----- Data shown -----
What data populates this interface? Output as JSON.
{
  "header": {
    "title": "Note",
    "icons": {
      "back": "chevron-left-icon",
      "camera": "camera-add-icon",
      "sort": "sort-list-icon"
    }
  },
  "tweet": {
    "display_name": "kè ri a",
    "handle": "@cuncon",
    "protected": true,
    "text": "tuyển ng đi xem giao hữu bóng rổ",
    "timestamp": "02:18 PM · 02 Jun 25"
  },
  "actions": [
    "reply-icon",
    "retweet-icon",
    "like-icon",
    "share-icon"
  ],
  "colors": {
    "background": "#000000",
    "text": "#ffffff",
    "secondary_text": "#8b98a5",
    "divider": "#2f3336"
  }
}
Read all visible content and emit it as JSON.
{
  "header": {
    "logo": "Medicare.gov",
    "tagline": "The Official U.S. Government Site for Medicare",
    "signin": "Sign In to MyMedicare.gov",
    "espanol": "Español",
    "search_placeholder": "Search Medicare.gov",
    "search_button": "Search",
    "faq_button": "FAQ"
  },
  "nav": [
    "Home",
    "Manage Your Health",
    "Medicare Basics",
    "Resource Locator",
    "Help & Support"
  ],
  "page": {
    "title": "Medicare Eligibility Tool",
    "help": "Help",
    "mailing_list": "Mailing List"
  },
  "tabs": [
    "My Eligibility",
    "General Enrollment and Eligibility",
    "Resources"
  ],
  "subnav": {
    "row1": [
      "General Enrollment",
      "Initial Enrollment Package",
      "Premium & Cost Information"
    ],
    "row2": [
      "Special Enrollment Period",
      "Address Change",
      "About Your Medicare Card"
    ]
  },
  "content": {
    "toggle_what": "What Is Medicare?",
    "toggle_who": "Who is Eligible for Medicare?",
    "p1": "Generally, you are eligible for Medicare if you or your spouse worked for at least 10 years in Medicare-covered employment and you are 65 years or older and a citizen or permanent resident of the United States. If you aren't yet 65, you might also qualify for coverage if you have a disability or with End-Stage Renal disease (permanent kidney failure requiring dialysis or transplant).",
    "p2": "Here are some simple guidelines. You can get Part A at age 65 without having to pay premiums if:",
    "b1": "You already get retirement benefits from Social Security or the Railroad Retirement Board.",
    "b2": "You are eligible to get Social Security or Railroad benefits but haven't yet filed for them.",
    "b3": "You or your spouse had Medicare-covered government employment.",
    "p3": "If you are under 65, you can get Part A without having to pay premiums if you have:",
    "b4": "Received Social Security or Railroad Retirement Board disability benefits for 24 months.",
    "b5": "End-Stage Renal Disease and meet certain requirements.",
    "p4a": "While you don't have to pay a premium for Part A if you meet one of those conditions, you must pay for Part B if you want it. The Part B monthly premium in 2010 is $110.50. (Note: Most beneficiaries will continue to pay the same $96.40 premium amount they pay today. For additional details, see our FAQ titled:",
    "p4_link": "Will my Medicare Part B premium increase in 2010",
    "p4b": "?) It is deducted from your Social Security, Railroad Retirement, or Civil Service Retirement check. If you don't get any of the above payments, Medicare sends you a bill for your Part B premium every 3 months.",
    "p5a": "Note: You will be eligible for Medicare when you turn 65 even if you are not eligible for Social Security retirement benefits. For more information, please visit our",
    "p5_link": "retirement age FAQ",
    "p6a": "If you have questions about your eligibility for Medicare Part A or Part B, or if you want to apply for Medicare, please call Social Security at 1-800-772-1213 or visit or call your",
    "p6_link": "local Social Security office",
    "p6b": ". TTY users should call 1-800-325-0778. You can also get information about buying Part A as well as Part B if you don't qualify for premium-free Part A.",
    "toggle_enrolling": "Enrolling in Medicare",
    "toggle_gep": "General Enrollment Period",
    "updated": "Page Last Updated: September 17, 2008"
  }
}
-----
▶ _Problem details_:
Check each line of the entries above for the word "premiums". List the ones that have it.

▶ _Response box_:
    "p2": "Here are some simple guidelines. You can get Part A at age 65 without having to pay premiums if:",
    "p3": "If you are under 65, you can get Part A without having to pay premiums if you have:",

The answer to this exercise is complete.